When parents get divorced, the custody of the children is usually their primary concern. Texas has some unique terminology regarding custody and its own way of addressing the major issues that tend to arise.
Understanding more about the terminology and rules used in Texas custody cases can help demystify the entire process.
Texas uses the term “conservatorship” instead of “custody”
The correct term for child custody in this state is “conservatorship,” which is broken down into two parts:
- Managing conservator
- Possessory conservator
Possessory conservatorship controls the access and visitation to the child, but that's generally divided as fairly as possible for the given family situation.
Managing conservatorship is usually the most fought-over issue, because it can be granted solely to one parent or jointly to both. Managing conservatorship gives parents the right to decide a child's primary residence and many other things, including the right to:
- Consent to medical treatment
- Access a child's medical records
- Manage a child's education
- Make most major decisions about the child's future and well-being
Typically, the courts usually believe that it's in the best interests of the child to award managing conservatorship to both parents. This generally preserves the “status quo” in the parent-child relationship and tends to help nurture those valuable connections.
Your co-parent may challenge your right to managing conservatorship, however, if you have serious conflicts over medical issues, religion or education. They may also challenge your rights if you have a history of mental illness, alcoholism, drug addiction, domestic abuse or other legal problems.
Take early steps to preserve your parental rights in a divorce

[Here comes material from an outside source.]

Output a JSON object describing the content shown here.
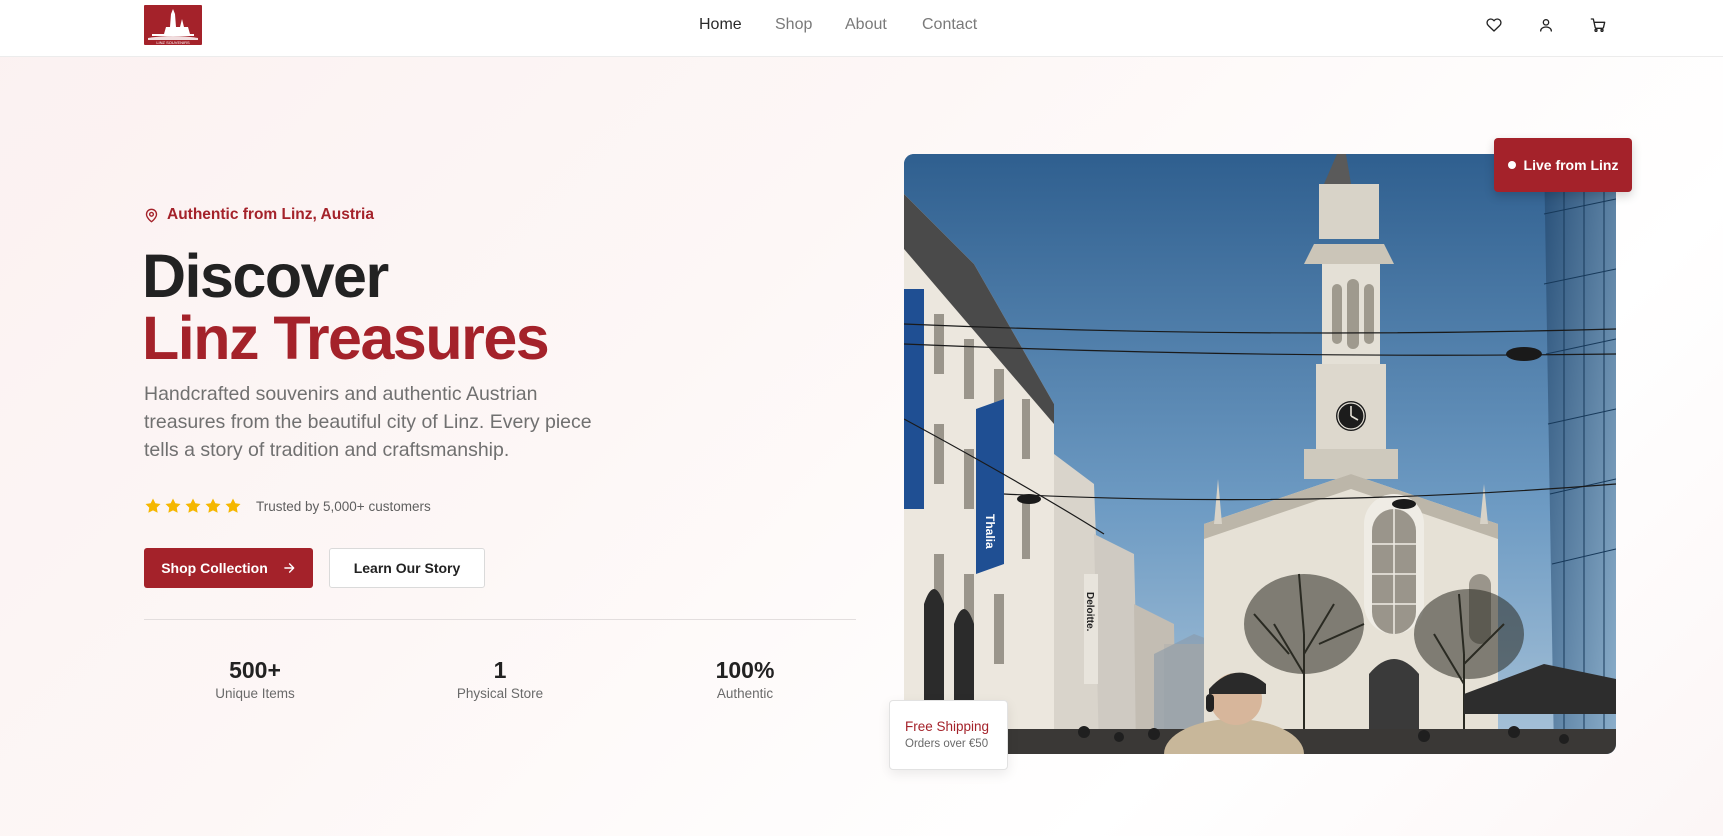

If you're facing a potentially contentious child custody issue, the best thing you can do is seek early guidance. A consultation with an attorney can help you begin to make plans.